Advanced Encryption Standard love

Advanced Encryption Standard

Definitions

from Wiktionary, Creative Commons Attribution/Share-Alike License.

  • noun A data encryption scheme which uses three different key sizes (128-bit, 192-bit, and 256-bit). AES was adopted by the U.S. government in 2002 as the encryption standard for protecting sensitive but unclassified electronic data.

Etymologies

Sorry, no etymologies found.

Examples

  • For servers, Westmere also adds a new instruction set for faster data encryption and decryption called Advanced Encryption Standard (AES).

    Macworld

  • For servers, Westmere also adds a new instruction set for faster data encryption and decryption called Advanced Encryption Standard (AES).

    Macworld

  • For servers, Westmere also adds a new instruction set for faster data encryption and decryption called Advanced Encryption Standard (AES).

    Macworld

  • For servers, Westmere also adds a new instruction set for faster data encryption and decryption called Advanced Encryption Standard (AES).

    Netflash

  • For servers, Westmere also adds a new instruction set for faster data encryption and decryption called Advanced Encryption Standard (AES).

    Macworld

  • For servers, Westmere also adds a new instruction set for faster data encryption and decryption called Advanced Encryption Standard (AES).

    Macworld

  • NET Framework for managed code; as a government encryption standard, this algorithm is also known as Advanced Encryption Standard, or AES.

    The Code Project Latest Articles

  • The security features include a new instruction set for faster data encryption and decryption called Advanced Encryption Standard - New Instructions (AES-NI).

    PCWorld

  • For servers, Westmere also adds a new instruction set for faster data encryption and decryption called Advanced Encryption Standard (AES).

    Macworld

  • For servers, Westmere also adds a new instruction set for faster data encryption and decryption called Advanced Encryption Standard (AES).

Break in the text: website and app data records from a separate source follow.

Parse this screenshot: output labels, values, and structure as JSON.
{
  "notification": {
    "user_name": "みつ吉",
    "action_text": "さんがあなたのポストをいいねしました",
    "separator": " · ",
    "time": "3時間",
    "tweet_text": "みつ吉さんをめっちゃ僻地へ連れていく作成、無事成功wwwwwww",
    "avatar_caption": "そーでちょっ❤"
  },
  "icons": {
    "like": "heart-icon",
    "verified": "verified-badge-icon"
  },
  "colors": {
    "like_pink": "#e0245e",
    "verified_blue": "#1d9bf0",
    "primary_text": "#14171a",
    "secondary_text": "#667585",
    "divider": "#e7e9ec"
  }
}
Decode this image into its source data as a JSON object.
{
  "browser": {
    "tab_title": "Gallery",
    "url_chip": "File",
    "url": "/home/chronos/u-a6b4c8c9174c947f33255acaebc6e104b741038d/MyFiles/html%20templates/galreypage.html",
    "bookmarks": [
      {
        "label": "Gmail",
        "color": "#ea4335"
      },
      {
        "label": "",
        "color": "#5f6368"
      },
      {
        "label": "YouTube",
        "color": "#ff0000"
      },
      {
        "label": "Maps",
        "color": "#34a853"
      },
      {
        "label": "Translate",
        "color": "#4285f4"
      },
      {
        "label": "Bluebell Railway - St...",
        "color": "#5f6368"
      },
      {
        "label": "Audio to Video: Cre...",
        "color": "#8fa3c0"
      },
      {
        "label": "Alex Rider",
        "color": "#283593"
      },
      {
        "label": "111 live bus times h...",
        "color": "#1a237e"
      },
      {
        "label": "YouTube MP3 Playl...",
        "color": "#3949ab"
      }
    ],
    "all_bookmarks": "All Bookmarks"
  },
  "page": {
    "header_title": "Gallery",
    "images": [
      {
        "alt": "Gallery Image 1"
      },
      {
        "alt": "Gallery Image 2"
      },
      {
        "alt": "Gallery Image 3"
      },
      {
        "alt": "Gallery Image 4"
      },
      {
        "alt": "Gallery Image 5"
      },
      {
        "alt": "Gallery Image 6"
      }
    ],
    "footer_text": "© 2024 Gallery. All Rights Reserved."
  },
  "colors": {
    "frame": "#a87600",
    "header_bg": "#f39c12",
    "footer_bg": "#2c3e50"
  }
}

    PC Advisor News

Comments

Log in or sign up to get involved in the conversation. It's quick and easy.